King tides refer to the highest tides that occur over the course of a year when the gravitational pull of the sun and moon reinforce each other. These tides, also known as perigean spring tides, occur when the moon is closest to the Earth. Learn more about tides and tide cycles.
When king tides occur during cyclones, floods or storms, water levels can rise to higher levels and have the potential to cause great damage to property and the coastline.
King tides aren’t part of climate change; they are a natural part of tidal cycles but they offer a sneak preview of what higher sea levels could look like. The actual height reached by a king tide will depend on the local weather and ocean conditions on the day.
It is possible that by 2060 we could experience tides of the magnitude of king tide events every month due to sea-level rise induced by climate change.
This project aims to promote awareness of the impacts of sea level rise, and help to visualize coastal areas that are vulnerable to tidal inundation which can be monitored over time.
Learn more about sea level rise.
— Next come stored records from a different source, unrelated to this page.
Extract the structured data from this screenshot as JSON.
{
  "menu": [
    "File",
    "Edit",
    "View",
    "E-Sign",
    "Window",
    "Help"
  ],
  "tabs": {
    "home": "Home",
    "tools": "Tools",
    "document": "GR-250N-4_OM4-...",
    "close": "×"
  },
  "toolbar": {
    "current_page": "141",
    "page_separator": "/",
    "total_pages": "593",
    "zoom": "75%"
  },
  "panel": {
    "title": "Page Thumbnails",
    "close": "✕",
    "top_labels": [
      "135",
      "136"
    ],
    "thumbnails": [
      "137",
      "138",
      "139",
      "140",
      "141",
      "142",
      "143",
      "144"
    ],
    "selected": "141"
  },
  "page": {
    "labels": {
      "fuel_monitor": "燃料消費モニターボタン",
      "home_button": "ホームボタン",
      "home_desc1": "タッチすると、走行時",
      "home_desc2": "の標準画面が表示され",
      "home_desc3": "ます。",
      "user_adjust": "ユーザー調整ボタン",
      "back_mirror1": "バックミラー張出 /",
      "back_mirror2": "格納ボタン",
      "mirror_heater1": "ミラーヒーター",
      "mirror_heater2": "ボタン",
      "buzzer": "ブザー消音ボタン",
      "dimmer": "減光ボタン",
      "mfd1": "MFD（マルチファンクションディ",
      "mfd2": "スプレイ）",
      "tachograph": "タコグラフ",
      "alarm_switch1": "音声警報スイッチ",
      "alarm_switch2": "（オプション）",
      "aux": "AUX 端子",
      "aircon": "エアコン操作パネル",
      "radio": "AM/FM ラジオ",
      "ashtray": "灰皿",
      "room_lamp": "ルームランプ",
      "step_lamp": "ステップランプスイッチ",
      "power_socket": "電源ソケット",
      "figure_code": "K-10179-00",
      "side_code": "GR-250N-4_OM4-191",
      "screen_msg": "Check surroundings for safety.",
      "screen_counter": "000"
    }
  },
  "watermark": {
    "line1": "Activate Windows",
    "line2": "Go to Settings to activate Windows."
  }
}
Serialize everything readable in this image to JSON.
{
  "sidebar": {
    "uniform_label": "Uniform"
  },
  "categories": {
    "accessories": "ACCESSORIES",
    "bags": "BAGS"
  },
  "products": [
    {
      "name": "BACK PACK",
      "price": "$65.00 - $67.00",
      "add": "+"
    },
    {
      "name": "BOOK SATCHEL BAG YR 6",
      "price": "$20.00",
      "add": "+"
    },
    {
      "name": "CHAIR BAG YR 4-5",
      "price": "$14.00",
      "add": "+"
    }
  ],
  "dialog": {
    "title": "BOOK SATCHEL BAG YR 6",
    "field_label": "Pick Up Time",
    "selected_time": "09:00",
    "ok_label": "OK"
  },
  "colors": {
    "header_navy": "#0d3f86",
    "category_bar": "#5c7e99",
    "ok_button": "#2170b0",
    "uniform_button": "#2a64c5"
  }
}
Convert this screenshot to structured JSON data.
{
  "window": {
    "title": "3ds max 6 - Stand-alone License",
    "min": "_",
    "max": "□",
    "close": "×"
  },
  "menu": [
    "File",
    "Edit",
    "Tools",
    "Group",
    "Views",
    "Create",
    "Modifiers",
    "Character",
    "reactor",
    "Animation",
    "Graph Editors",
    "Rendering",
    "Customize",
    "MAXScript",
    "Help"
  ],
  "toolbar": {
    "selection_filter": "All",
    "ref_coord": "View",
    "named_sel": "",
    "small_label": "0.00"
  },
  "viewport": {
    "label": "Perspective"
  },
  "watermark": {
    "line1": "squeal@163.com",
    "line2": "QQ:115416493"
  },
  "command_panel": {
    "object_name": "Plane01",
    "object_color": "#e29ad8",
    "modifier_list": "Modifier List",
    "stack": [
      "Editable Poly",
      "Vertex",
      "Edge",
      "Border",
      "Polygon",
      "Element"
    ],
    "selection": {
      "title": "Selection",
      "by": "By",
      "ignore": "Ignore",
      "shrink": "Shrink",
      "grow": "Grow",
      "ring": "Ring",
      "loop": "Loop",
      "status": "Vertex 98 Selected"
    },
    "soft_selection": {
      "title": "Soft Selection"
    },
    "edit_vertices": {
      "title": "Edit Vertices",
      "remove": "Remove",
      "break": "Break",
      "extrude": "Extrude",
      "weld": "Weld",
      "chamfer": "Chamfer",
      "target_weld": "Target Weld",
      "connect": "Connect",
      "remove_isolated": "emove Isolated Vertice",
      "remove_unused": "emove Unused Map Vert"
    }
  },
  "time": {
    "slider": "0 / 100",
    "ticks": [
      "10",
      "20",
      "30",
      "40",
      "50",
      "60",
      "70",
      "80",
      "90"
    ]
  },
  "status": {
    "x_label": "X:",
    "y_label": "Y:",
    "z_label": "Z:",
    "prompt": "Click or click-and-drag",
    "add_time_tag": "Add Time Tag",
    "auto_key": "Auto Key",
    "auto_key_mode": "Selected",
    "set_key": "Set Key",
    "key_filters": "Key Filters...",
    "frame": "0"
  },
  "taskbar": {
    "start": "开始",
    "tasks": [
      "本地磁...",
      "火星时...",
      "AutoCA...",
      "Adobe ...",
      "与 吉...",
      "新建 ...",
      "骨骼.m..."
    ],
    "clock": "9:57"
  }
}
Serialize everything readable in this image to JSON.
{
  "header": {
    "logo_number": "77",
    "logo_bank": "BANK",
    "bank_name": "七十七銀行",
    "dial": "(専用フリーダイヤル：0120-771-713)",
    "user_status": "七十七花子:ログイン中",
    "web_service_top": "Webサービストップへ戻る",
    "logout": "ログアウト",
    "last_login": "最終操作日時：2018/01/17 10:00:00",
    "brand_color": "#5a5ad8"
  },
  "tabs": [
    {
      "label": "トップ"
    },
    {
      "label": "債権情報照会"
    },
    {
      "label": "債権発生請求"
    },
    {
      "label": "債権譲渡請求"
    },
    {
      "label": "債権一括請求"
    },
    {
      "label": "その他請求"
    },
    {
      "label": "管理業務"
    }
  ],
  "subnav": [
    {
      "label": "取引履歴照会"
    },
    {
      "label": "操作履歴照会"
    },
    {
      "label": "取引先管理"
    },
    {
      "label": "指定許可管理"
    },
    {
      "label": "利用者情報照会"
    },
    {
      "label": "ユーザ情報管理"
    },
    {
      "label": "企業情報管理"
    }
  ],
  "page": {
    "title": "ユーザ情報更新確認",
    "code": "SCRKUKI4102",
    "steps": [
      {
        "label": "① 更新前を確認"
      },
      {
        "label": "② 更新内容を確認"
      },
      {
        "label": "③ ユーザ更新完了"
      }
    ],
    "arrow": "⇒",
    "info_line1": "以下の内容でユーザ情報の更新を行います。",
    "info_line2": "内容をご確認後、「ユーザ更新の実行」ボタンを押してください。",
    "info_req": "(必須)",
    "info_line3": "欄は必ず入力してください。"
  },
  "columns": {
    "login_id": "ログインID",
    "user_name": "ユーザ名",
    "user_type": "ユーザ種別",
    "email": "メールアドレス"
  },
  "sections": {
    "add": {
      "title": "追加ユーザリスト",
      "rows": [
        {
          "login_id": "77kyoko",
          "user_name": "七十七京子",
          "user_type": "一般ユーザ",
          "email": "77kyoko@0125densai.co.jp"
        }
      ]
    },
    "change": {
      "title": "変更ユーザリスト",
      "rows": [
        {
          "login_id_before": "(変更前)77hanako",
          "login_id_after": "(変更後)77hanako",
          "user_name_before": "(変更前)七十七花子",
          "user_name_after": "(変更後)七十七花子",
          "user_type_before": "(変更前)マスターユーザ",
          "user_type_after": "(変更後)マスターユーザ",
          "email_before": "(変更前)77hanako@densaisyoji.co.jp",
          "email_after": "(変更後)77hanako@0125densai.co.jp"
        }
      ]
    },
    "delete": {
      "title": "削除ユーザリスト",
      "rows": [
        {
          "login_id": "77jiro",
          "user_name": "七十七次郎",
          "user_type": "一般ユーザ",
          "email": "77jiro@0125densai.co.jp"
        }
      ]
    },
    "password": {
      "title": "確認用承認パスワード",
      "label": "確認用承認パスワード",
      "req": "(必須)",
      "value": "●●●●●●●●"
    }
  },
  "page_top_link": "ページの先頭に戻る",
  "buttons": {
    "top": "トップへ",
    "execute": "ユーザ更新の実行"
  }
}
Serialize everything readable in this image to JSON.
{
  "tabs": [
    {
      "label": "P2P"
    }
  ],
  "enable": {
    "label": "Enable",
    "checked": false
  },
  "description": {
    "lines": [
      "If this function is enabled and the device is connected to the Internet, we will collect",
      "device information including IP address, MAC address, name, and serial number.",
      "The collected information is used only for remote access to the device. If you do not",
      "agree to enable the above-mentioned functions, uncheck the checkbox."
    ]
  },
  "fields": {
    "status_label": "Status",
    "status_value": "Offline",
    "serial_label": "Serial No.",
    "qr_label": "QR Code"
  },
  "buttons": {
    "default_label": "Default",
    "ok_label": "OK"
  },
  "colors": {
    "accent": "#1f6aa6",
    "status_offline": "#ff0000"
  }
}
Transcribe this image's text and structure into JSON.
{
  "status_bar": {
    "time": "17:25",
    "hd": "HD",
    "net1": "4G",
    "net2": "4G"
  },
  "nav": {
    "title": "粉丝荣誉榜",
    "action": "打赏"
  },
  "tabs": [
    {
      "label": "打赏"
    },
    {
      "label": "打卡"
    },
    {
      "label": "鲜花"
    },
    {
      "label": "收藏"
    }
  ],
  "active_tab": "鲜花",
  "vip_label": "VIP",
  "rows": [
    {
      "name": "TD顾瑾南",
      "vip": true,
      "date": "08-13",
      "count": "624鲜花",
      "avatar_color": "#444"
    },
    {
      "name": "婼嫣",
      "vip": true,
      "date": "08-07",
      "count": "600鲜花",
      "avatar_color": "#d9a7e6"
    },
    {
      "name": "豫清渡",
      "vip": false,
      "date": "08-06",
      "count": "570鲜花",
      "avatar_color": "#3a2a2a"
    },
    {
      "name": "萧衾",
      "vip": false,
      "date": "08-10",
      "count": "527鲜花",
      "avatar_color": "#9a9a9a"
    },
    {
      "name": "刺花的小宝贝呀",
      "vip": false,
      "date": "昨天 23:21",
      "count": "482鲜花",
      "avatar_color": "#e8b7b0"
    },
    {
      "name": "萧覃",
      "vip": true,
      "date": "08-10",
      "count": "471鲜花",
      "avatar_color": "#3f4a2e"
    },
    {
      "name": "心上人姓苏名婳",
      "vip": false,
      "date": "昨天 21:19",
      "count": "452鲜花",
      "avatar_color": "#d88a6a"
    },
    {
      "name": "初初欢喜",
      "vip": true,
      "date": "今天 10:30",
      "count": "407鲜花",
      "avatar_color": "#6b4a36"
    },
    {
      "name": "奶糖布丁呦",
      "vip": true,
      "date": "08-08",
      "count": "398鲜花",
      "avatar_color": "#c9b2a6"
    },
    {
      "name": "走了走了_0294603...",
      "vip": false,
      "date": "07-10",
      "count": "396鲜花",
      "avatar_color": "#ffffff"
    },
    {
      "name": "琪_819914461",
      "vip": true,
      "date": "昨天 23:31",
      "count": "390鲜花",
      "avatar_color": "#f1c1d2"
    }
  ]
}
To read about the highest astronomical tides along the coast of Maine and how these are mapped, go to http://www.maine.gov/dacf/mgs/explore/marine/sites/dec14.pdf.
To enter the annual Gulf of Maine King Tides Photo Contest, click on this site’s “Add Your Photos” page.
To submit photos throughout the year for statewide mapping in Maine, New Hampshire and Massachusetts, go to http://mycoast.org/.
Anecdata, an online citizen science portal, also has a King Tides Project where citizens can contribute photos.